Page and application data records
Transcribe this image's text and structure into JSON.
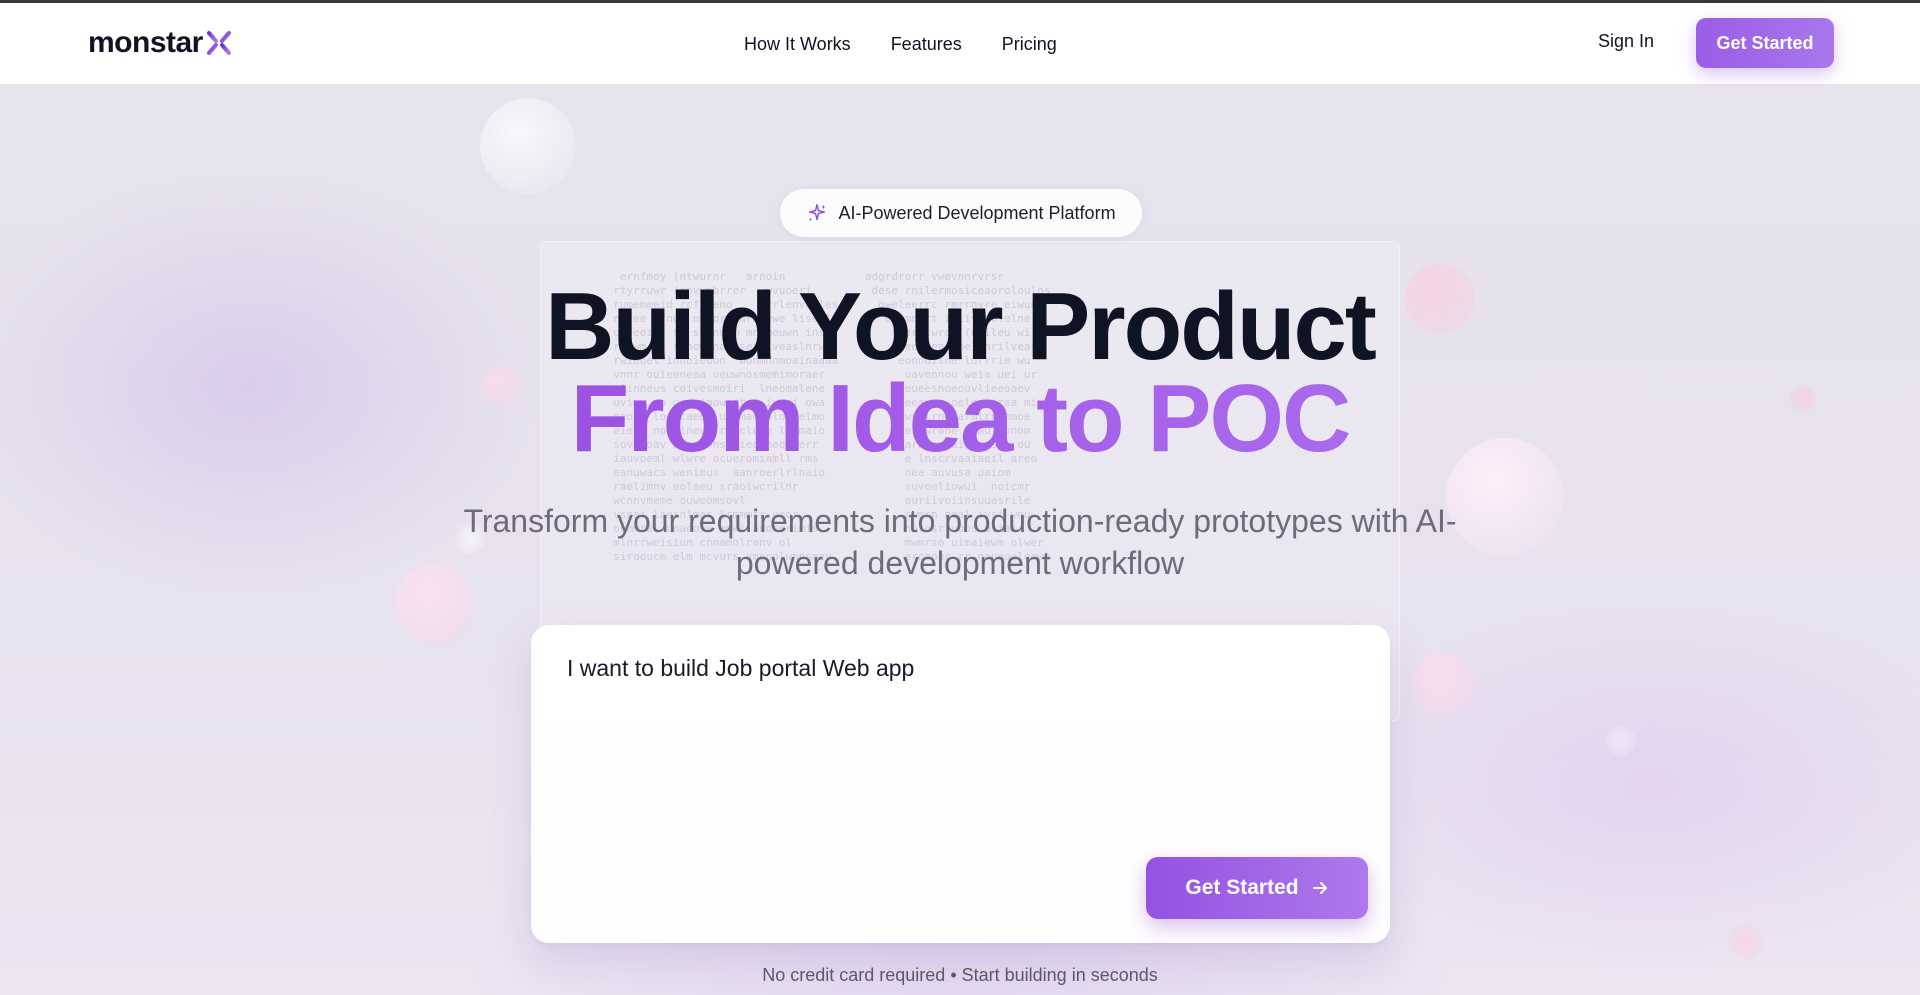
{
  "brand": {
    "name": "monstar",
    "accent": "#9b5de5",
    "logo_mark_icon": "x-mark-icon"
  },
  "nav": {
    "items": [
      {
        "label": "How It Works"
      },
      {
        "label": "Features"
      },
      {
        "label": "Pricing"
      }
    ],
    "sign_in_label": "Sign In",
    "cta_label": "Get Started"
  },
  "hero": {
    "badge": {
      "icon": "sparkle-icon",
      "label": "AI-Powered Development Platform"
    },
    "headline_line1": "Build Your Product",
    "headline_line2": "From Idea to POC",
    "subtitle": "Transform your requirements into production-ready prototypes with AI-powered development workflow",
    "prompt": {
      "value": "I want to build Job portal Web app",
      "cta_label": "Get Started",
      "cta_icon": "arrow-right-icon"
    },
    "footnote": "No credit card required • Start building in seconds"
  }
}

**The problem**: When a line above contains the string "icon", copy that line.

**Answer to this task**:
    "logo_mark_icon": "x-mark-icon"
      "icon": "sparkle-icon",
      "cta_icon": "arrow-right-icon"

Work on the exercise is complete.